Louis Vuitton scored a win against start-up sneaker manufacturer LVL XIII, when a federal appeals court affirmed dismissal of the latter’s trade dress suit against Vuitton. The case illustrates the difficulty of protecting new designs, particularly for small fashion and luxury goods startups.
LVL XIII asserted “trade dress” rights in its design of a metal plate at the sneakers’ toe-end – meaning that the design functions as its trademark by identifying the sneakers as it brand. But such claims require a strong showing of consumer association – that the public identifies the design with a single brand owner. That takes time and significant investment of resources to promote and market the design.
LVL XIII is a fashion startup, formed in late 2012. It launched a line of sneakers in July 2013, and began selling to the public in November 2013. In the next five months, it manufactured 1,000, but was only able to sell 500 pairs, at a retail price of between $495 to $595.
LVL XIII applied for trademark protection from the United States Patent and Trademark Office, but was rejected in July 2014, two weeks after it had filed suit against Louis Vuitton.
In the suit, LVL XIII claimed that Louis Vuitton had copied its design on a line of shoes:
LVL XIII asserted that the metal plate was its “trade dress” – meaning the plate functions as its trademark, identifying the sneaker as an LVL XIII product.
LVL XIII’s case faced a major hurdle. In 2000, the Supreme Court ruled that for product designs to qualify as trade dress, the owner has to show that, through significant promotion and sales, the public identifies that design with a single brand (termed “secondary meaning” in trademark law), often a difficult thing to prove.
The appeals court rejected LVL XIII’s argument that the metal plate was more like a logo, which also can be a trademark, without that difficult showing. That meant that LVL XIII was required to prove secondary meaning.
LVL XIII’s proofs were exceedingly weak – not surprising, given that it had only introduced its sneaker line less than a year before Louis Vuitton began selling its line of goods, and sales and promotional efforts had been modest.
Since LVL XIII could not sustain proving that the market associates the metal plate exclusively with LVL XIII, it had no trade dress rights in the metal plate. The court of appeals affirmed judgment for Louis Vuitton.
Takeaways Legal protection of designs can be challenging, particularly for small startups in the fashion and luxury goods industry. Designers need a foundation strategy to protect their designs and that may well require using multiple forms of intellectual property protection.
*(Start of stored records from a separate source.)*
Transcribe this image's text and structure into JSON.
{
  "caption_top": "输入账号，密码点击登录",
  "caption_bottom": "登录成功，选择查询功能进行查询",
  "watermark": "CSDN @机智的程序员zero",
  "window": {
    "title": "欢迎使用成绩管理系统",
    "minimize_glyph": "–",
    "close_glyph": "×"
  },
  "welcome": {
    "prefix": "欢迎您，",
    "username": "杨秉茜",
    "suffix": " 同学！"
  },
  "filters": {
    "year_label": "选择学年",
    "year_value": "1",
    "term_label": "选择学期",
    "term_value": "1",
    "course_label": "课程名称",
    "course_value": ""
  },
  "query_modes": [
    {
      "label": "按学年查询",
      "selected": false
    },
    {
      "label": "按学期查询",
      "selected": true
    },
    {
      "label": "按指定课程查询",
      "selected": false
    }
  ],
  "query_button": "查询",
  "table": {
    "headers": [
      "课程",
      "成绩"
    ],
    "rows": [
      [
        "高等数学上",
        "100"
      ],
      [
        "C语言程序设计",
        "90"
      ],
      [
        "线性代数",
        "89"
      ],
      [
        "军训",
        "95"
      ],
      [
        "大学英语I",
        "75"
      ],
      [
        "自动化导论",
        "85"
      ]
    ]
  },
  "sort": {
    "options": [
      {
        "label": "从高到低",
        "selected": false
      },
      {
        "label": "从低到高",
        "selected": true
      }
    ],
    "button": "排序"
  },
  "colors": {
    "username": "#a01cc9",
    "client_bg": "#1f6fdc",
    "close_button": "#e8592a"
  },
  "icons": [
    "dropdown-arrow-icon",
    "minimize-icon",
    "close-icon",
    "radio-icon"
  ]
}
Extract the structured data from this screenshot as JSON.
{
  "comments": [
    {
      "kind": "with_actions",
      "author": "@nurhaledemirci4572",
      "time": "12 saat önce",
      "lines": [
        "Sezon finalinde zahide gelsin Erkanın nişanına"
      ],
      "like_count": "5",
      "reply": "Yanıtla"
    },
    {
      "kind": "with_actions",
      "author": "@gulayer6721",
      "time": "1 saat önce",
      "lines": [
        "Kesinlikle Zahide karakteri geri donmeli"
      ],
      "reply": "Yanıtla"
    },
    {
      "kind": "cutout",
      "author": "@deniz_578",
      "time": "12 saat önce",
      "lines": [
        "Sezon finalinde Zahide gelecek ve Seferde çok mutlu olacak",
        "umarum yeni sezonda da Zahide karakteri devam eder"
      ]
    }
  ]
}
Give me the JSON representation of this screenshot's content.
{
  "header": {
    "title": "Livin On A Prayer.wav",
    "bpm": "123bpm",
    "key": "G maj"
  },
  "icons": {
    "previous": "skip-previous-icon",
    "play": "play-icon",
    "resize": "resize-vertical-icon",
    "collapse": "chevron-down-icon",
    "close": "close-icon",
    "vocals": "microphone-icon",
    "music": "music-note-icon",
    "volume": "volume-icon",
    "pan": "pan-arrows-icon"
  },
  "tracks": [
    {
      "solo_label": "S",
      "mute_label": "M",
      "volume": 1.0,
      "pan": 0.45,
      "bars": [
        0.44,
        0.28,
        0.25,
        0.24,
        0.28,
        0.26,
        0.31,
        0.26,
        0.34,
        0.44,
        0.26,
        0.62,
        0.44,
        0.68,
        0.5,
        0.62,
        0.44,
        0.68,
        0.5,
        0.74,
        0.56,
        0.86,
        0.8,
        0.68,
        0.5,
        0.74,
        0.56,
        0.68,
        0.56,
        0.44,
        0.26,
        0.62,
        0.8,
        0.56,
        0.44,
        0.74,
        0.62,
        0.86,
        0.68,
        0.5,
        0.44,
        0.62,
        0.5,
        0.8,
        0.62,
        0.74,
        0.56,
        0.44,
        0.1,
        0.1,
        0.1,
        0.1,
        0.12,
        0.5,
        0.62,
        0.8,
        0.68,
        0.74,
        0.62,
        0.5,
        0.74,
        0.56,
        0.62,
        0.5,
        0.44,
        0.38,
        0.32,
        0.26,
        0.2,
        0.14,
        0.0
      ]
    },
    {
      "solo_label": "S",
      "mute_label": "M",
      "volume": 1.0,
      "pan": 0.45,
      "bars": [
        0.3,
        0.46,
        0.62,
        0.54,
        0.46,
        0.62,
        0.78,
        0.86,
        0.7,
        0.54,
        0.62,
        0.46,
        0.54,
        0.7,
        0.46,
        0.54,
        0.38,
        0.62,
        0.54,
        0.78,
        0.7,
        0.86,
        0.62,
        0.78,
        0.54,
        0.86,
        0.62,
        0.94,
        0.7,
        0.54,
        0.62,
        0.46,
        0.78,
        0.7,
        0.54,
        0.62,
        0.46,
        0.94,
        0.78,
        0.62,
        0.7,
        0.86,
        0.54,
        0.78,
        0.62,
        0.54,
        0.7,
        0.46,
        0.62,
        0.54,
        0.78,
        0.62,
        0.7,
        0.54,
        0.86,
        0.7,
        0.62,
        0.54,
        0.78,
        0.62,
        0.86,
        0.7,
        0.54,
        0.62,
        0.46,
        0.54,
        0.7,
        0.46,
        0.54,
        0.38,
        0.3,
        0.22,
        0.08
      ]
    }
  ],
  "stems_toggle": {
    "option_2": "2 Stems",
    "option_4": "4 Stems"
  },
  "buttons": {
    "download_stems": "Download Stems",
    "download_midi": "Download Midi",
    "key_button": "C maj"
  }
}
Trade dress, which is the right asserted by LVL XIII, can indeed be a powerful way to protect product designs. But one major drawback is that it takes time and significant investment of resources to achieve the required level of consumer association of design with a single brand. This can be especially challenging for small companies and designers with limited resources.
Until “secondary meaning” is achieved, newly introduced designs remain unprotected, and hence are free to be copied by others. And the very act of copying by others can prevent the design from becoming associated with a single brand – defeating any chance of ever gaining trade dress protection.
This is precisely what happened in the LVL XIII versus Louis Vuitton dispute. Louis Vuitton began offering its competing line only four months after LVL XIII began selling its line, and that was simply not sufficient time to develop consumer recognition.
Design companies should consider using additional forms of intellectual property to protect the designs, which, unlike trade dress, do not require a showing of consumer recognition. Two protections that LVL XIII might have considered are design patents and copyright, assuming the design qualified.
Design patents protect ornamental aspects of new designs – if they are truly novel to the field of design. While very powerful, they do not protect the designs until the patent is issued by the Patent Office, perhaps a year or more. But they last for 15 years.
As to copyright, I recently wrote about a 2017 Supreme Court decision, “US Supreme Court offers expanded copyright protection opportunities to luxury goods firms,” that facilitates copyright protection for decorative features of clothing and accessories commonly sold by luxury brands.
However, to qualify for copyright, a design must show at least minimal creativity. It would be a close question whether LVL XIII’s curved rectangular plate qualifies.
While it is not clear that LVL XIII could have successfully used a design patent or copyright to protect its design, for many designers, these other forms of protection can be very useful to protect designs in their early stages, and maintain exclusivity against pirates and copyists. Later, after extensive promotion and sales establish the design in the mind of consumers, it becomes easier to claim trade dress rights.
A previous version of this post appeared in Luxury Daily, January 9, 2017